IC443 Jellyfish Nebula is beginning its visibility season, rising early in the pre-dawn hours, so it has made its way onto my September imaging target list.
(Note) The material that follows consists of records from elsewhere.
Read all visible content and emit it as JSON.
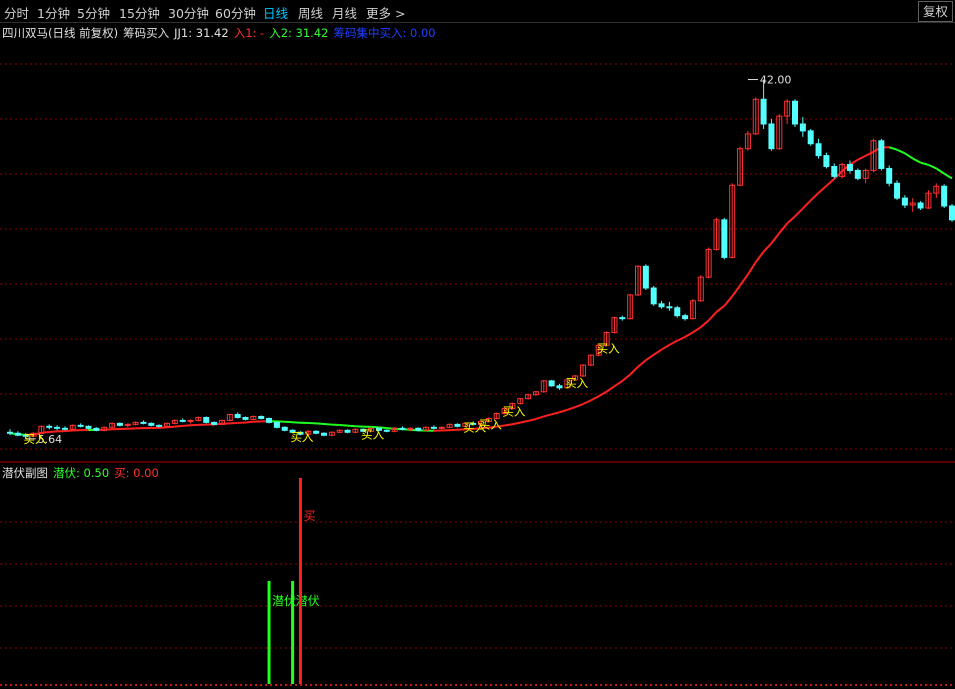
{
  "toolbar": {
    "timeframes": [
      "分时",
      "1分钟",
      "5分钟",
      "15分钟",
      "30分钟",
      "60分钟",
      "日线",
      "周线",
      "月线",
      "更多 >"
    ],
    "active": "日线",
    "fq_label": "复权"
  },
  "main_panel": {
    "stock_title": "四川双马(日线 前复权)",
    "indicator_name": "筹码买入",
    "jj1": "JJ1: 31.42",
    "in1": "入1: -",
    "in2": "入2: 31.42",
    "chip": "筹码集中买入: 0.00"
  },
  "sub_panel": {
    "title": "潜伏副图",
    "qianfu": "潜伏: 0.50",
    "mai": "买: 0.00"
  },
  "colors": {
    "up": "#ff3232",
    "down": "#54ffff",
    "ma_up": "#ff2020",
    "ma_down": "#20ff20",
    "signal_text": "#ffff00",
    "grid": "#8b0000",
    "active_tab": "#00c8ff"
  },
  "chart_data": [
    {
      "type": "candlestick",
      "name": "main",
      "ylim": [
        4.0,
        46.0
      ],
      "max_label": "42.00",
      "min_label": "5.64",
      "max_index": 94,
      "min_index": 2,
      "candles": [
        [
          6.3,
          6.6,
          6.0,
          6.2
        ],
        [
          6.2,
          6.4,
          5.9,
          6.0
        ],
        [
          6.0,
          6.2,
          5.64,
          5.9
        ],
        [
          5.9,
          6.3,
          5.8,
          6.2
        ],
        [
          6.2,
          7.0,
          6.1,
          6.9
        ],
        [
          6.9,
          7.1,
          6.6,
          6.8
        ],
        [
          6.8,
          7.0,
          6.5,
          6.7
        ],
        [
          6.7,
          6.9,
          6.5,
          6.6
        ],
        [
          6.6,
          7.1,
          6.5,
          7.0
        ],
        [
          7.0,
          7.2,
          6.8,
          6.9
        ],
        [
          6.9,
          7.0,
          6.6,
          6.7
        ],
        [
          6.7,
          6.8,
          6.4,
          6.5
        ],
        [
          6.5,
          6.9,
          6.4,
          6.8
        ],
        [
          6.8,
          7.3,
          6.7,
          7.2
        ],
        [
          7.2,
          7.3,
          6.9,
          7.0
        ],
        [
          7.0,
          7.2,
          6.8,
          7.1
        ],
        [
          7.1,
          7.4,
          7.0,
          7.3
        ],
        [
          7.3,
          7.5,
          7.1,
          7.2
        ],
        [
          7.2,
          7.3,
          6.9,
          7.0
        ],
        [
          7.0,
          7.1,
          6.8,
          6.9
        ],
        [
          6.9,
          7.3,
          6.8,
          7.2
        ],
        [
          7.2,
          7.6,
          7.1,
          7.5
        ],
        [
          7.5,
          7.7,
          7.3,
          7.4
        ],
        [
          7.4,
          7.6,
          7.2,
          7.5
        ],
        [
          7.5,
          7.9,
          7.4,
          7.8
        ],
        [
          7.8,
          7.9,
          7.2,
          7.3
        ],
        [
          7.3,
          7.4,
          7.0,
          7.1
        ],
        [
          7.1,
          7.6,
          7.0,
          7.5
        ],
        [
          7.5,
          8.2,
          7.4,
          8.1
        ],
        [
          8.1,
          8.3,
          7.7,
          7.8
        ],
        [
          7.8,
          7.9,
          7.5,
          7.6
        ],
        [
          7.6,
          8.0,
          7.5,
          7.9
        ],
        [
          7.9,
          8.0,
          7.6,
          7.7
        ],
        [
          7.7,
          7.8,
          7.2,
          7.3
        ],
        [
          7.3,
          7.4,
          6.7,
          6.8
        ],
        [
          6.8,
          6.9,
          6.4,
          6.5
        ],
        [
          6.5,
          6.6,
          6.2,
          6.3
        ],
        [
          6.3,
          6.4,
          6.0,
          6.1
        ],
        [
          6.1,
          6.5,
          6.0,
          6.4
        ],
        [
          6.4,
          6.5,
          6.1,
          6.2
        ],
        [
          6.2,
          6.3,
          5.9,
          6.0
        ],
        [
          6.0,
          6.4,
          5.9,
          6.3
        ],
        [
          6.3,
          6.6,
          6.2,
          6.5
        ],
        [
          6.5,
          6.6,
          6.2,
          6.3
        ],
        [
          6.3,
          6.7,
          6.2,
          6.6
        ],
        [
          6.6,
          6.7,
          6.3,
          6.4
        ],
        [
          6.4,
          6.8,
          6.3,
          6.7
        ],
        [
          6.7,
          6.8,
          6.4,
          6.5
        ],
        [
          6.5,
          6.6,
          6.3,
          6.4
        ],
        [
          6.4,
          6.8,
          6.3,
          6.7
        ],
        [
          6.7,
          6.9,
          6.5,
          6.6
        ],
        [
          6.6,
          6.8,
          6.4,
          6.7
        ],
        [
          6.7,
          6.8,
          6.4,
          6.5
        ],
        [
          6.5,
          6.9,
          6.4,
          6.8
        ],
        [
          6.8,
          7.0,
          6.6,
          6.7
        ],
        [
          6.7,
          6.9,
          6.5,
          6.8
        ],
        [
          6.8,
          7.2,
          6.7,
          7.1
        ],
        [
          7.1,
          7.2,
          6.8,
          6.9
        ],
        [
          6.9,
          7.3,
          6.8,
          7.2
        ],
        [
          7.2,
          7.4,
          7.0,
          7.1
        ],
        [
          7.1,
          7.5,
          7.0,
          7.4
        ],
        [
          7.4,
          7.8,
          7.3,
          7.7
        ],
        [
          7.7,
          8.3,
          7.6,
          8.2
        ],
        [
          8.2,
          8.8,
          8.1,
          8.7
        ],
        [
          8.7,
          9.3,
          8.6,
          9.2
        ],
        [
          9.2,
          9.8,
          9.1,
          9.7
        ],
        [
          9.7,
          10.2,
          9.6,
          10.1
        ],
        [
          10.1,
          10.5,
          10.0,
          10.4
        ],
        [
          10.4,
          11.6,
          10.3,
          11.5
        ],
        [
          11.5,
          11.6,
          10.9,
          11.0
        ],
        [
          11.0,
          11.2,
          10.6,
          10.8
        ],
        [
          10.8,
          11.7,
          10.7,
          11.6
        ],
        [
          11.6,
          12.1,
          11.5,
          12.0
        ],
        [
          12.0,
          13.2,
          11.9,
          13.1
        ],
        [
          13.1,
          14.2,
          13.0,
          14.1
        ],
        [
          14.1,
          15.2,
          14.0,
          15.1
        ],
        [
          15.1,
          16.5,
          15.0,
          16.4
        ],
        [
          16.4,
          18.0,
          16.3,
          17.9
        ],
        [
          17.9,
          18.1,
          17.6,
          17.8
        ],
        [
          17.8,
          20.3,
          17.7,
          20.2
        ],
        [
          20.2,
          23.2,
          20.1,
          23.1
        ],
        [
          23.1,
          23.3,
          20.7,
          20.9
        ],
        [
          20.9,
          21.1,
          19.1,
          19.3
        ],
        [
          19.3,
          19.6,
          18.8,
          19.0
        ],
        [
          19.0,
          19.5,
          18.6,
          18.9
        ],
        [
          18.9,
          19.1,
          17.9,
          18.1
        ],
        [
          18.1,
          18.3,
          17.6,
          17.8
        ],
        [
          17.8,
          19.8,
          17.7,
          19.6
        ],
        [
          19.6,
          22.2,
          19.5,
          22.0
        ],
        [
          22.0,
          25.0,
          21.9,
          24.8
        ],
        [
          24.8,
          28.0,
          24.7,
          27.8
        ],
        [
          27.8,
          28.0,
          23.8,
          24.0
        ],
        [
          24.0,
          31.5,
          23.9,
          31.3
        ],
        [
          31.3,
          35.2,
          31.2,
          35.0
        ],
        [
          35.0,
          36.8,
          34.8,
          36.5
        ],
        [
          36.5,
          40.2,
          36.4,
          40.0
        ],
        [
          40.0,
          42.0,
          37.0,
          37.5
        ],
        [
          37.5,
          38.0,
          34.8,
          35.0
        ],
        [
          35.0,
          38.5,
          34.9,
          38.3
        ],
        [
          38.3,
          40.0,
          37.5,
          39.8
        ],
        [
          39.8,
          40.0,
          37.2,
          37.5
        ],
        [
          37.5,
          38.2,
          36.2,
          36.8
        ],
        [
          36.8,
          37.0,
          35.3,
          35.5
        ],
        [
          35.5,
          36.0,
          34.0,
          34.3
        ],
        [
          34.3,
          34.6,
          33.0,
          33.2
        ],
        [
          33.2,
          33.5,
          32.0,
          32.2
        ],
        [
          32.2,
          33.6,
          32.0,
          33.4
        ],
        [
          33.4,
          33.8,
          32.5,
          32.8
        ],
        [
          32.8,
          33.0,
          31.8,
          32.0
        ],
        [
          32.0,
          33.0,
          31.5,
          32.8
        ],
        [
          32.8,
          36.0,
          32.6,
          35.8
        ],
        [
          35.8,
          36.0,
          32.8,
          33.0
        ],
        [
          33.0,
          33.3,
          31.2,
          31.5
        ],
        [
          31.5,
          31.8,
          29.8,
          30.0
        ],
        [
          30.0,
          30.3,
          29.0,
          29.3
        ],
        [
          29.3,
          30.0,
          28.6,
          29.5
        ],
        [
          29.5,
          29.7,
          28.8,
          29.0
        ],
        [
          29.0,
          30.8,
          28.9,
          30.5
        ],
        [
          30.5,
          31.5,
          30.0,
          31.2
        ],
        [
          31.2,
          31.4,
          29.0,
          29.2
        ],
        [
          29.2,
          29.4,
          27.6,
          27.8
        ]
      ],
      "signals": [
        {
          "index": 3,
          "label": "买入"
        },
        {
          "index": 37,
          "label": "买入"
        },
        {
          "index": 46,
          "label": "买入"
        },
        {
          "index": 59,
          "label": "买入"
        },
        {
          "index": 61,
          "label": "买入"
        },
        {
          "index": 64,
          "label": "买入"
        },
        {
          "index": 72,
          "label": "买入"
        },
        {
          "index": 76,
          "label": "买入"
        }
      ]
    },
    {
      "type": "bar",
      "name": "sub",
      "ylim": [
        0,
        1.0
      ],
      "bars": [
        {
          "index": 33,
          "value": 0.5,
          "label": "潜伏",
          "color": "#20ff20"
        },
        {
          "index": 36,
          "value": 0.5,
          "label": "潜伏",
          "color": "#20ff20"
        },
        {
          "index": 37,
          "value": 1.0,
          "label": "买",
          "color": "#ff2020"
        }
      ]
    }
  ]
}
One brief look at it last Saturday night provided placeholder #1 to whet your appetite for more to come!

IC443 Jellyfish Nebula

IC443 jellyfish nebula multi-session image
IC443 Jellyfish Nebula; 3-session image: 28Jan2022 (RaBB at Kiowa National Grasslands), 7Feb2023 (HCH ASI2400BZLeX) and 9Sep2023 (HCH ASI2400BBLeX)

IC443 Jellyfish Nebula

The IC443 Jellyfish Nebula is an intriguing and beautiful supernova remnant in the Gemini constellation.   I’ve imaged it several times over the last almost two years – never completely satisfied with the result.  So, I’ve been anxiously awaiting its visibility’s return when I could get another shot at it.  Last Saturday night (actually early Sunday morning) I got the chance and took the shot – although it was for a measly 1.5 hours in the Bortle 6 skies from my front patio in Colorado Springs – giving an underwhelming result.  

I processed (and actually posted) the resulting image.  As I was posting it I took a look at the images that were already on the gallery page and got to wondering what a multi-session image might look like.  So, instead of being out in dark skies gathering more data during the New Moon, as we’d planned before Mother Nature had her cloudy, rainy temper tantrum, I’m reprocessing my existing data in different combinations!  

Go take a look at my nebula gallery, specifically here:  where the individual images with their capture information, and the multi-session images are posted.  …and don’t be concerned, as you may already know, I’ve been known to obsess about things.  Capturing that perfectly framed image in dark skies is one of my main obsessions these days.   There will be more Jellyfish floating through this site bumping out the placeholders!